The task —
In the entries below, count the lines holding "desc". Reply with the number only.

[Opening Dataset content section]

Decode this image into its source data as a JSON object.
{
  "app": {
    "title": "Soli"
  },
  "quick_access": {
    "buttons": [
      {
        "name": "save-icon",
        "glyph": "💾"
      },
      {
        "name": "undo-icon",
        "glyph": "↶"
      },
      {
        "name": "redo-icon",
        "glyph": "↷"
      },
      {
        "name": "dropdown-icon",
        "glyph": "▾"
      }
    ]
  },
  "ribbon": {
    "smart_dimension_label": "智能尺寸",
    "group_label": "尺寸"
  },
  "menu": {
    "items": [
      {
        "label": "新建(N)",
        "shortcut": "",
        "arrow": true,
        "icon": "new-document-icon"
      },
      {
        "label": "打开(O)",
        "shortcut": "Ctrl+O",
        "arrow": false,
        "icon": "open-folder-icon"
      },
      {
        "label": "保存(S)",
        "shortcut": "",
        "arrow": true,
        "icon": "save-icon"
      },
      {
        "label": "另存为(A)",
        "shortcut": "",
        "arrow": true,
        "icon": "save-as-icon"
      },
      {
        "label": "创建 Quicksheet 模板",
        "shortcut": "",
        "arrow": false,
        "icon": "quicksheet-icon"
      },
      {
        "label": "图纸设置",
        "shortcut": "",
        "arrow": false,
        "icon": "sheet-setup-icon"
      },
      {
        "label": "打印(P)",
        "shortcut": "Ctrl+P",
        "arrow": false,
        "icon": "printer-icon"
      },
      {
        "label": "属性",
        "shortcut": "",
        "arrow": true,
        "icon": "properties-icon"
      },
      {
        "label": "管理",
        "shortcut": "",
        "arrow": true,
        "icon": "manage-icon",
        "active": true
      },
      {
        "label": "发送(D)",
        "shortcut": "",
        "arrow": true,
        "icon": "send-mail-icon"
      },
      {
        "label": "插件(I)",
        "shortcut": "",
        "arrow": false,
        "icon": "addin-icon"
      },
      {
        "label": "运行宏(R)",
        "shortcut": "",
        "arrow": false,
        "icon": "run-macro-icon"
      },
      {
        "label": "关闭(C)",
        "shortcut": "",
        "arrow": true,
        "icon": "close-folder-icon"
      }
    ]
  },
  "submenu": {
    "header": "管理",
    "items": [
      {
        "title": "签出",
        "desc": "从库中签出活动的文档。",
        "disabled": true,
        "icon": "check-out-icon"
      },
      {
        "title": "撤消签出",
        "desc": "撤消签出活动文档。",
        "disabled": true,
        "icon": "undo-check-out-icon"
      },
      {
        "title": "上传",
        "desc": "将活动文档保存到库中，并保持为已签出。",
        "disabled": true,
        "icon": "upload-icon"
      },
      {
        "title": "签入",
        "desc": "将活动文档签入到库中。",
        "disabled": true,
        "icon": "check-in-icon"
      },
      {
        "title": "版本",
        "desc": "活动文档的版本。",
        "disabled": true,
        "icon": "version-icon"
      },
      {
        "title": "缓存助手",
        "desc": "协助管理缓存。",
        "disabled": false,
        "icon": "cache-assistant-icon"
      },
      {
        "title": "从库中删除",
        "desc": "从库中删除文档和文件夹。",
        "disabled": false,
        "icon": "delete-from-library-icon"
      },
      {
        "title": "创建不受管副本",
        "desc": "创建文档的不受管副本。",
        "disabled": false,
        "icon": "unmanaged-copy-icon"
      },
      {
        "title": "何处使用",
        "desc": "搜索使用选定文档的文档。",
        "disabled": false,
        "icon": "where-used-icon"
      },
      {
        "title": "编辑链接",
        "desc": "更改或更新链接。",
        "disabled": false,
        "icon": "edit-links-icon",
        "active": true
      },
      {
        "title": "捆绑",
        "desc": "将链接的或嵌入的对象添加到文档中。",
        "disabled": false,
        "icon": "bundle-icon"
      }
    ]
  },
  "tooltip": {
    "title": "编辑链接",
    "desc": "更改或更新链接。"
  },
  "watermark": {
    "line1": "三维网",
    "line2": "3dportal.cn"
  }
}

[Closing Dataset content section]

Answer to this task —
12